Hot summer weather makes us more aware of the need to keep ourselves and our kids hydrated, but our furry companions are often overlooked. Dehydration is a serious risk to your pet’s health and can result in organ damage or even death. Since our pets can’t talk to us (as much as we wish they could and may pretend they do) the only thing we can do is be aware of the signs of dehydration and do our best to prevent it.
Signs of dehydration in dogs & cats
- Sunken eyes
- Vomiting or diarrhea
- Loss of appetite
- Loss of skin elasticity
Dehydration in cats is most commonly a sign of a more significant health problem like kidney, heart or liver problems. Since they do not typically go for walks, hikes, play fetch and whatnot, they are not usually at risk for heat stroke. Yet, if your cat gets trapped in a part of your home or car that is not temperature controlled this can be deadly.
If you notice your cat is more lazy than usual (I mean, we are talking about cats here), you may want to try putting him or her in a cool, dark room with fresh water at their disposal. This can reduce their stress level and encourage them to rehydrate themselves based on their instinctive needs.
If your cat has been refusing to eat or vomiting frequently, has skin “tenting,” or their gums are dry and tacky, you should take action immediately. Call your veterinarian to discuss the symptoms and decide if you should seek emergency care.
While dehydration in dogs, like cats, can be a sign of acute illness, they are also prone to overexertion and heatstroke in the hot summer months. More active dogs run a higher risk, as long walks, hikes, or hours playing outside can lead to overheating and a loss of electrolytes just like in humans.
Be sure to avoid walks during peak sun hours, instead try early morning or early evening when the sun is less intense, and if you’re outdoors for a long time just make sure to have water with you. They make collapsable bowls, which are easy for travel, or hydration back packs so your dog can carry their own water.
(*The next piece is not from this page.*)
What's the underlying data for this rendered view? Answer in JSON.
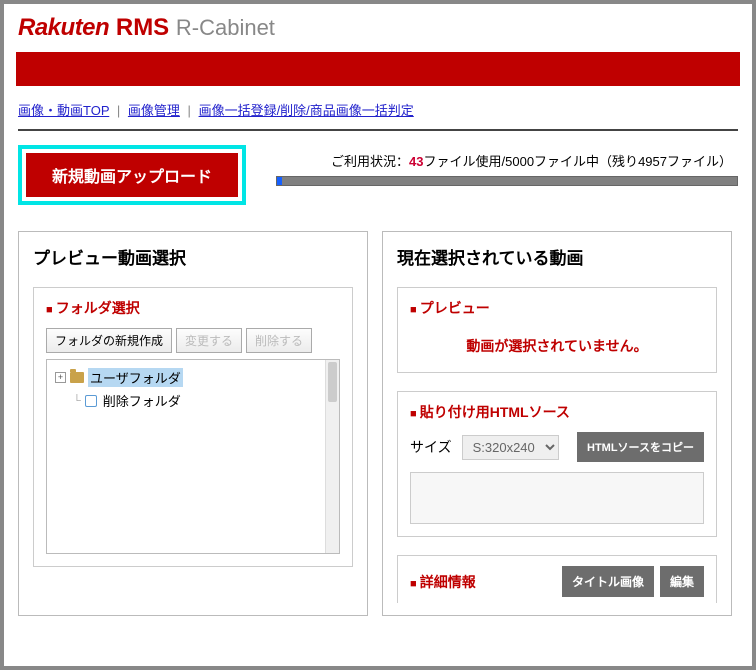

And while you can give your dog pediatric electrolyte fluids in a pinch, there are great rehydration electrolyte “doggie drinks” available now which are formulated to a dog’s particular physical needs.
You need to be proactive, though. Many dogs will not signal if they are overheating or becoming dehydrated while out doing something ridiculously fun like racing through the dog park or hiking the local trail, so be prepared and do your best to prevent dehydration before it happens.
Of course, if you notice any signs like excessive panting, vomiting or lethargy be sure to contact your veterinarian and get an expert opinion to assess your dog’s health.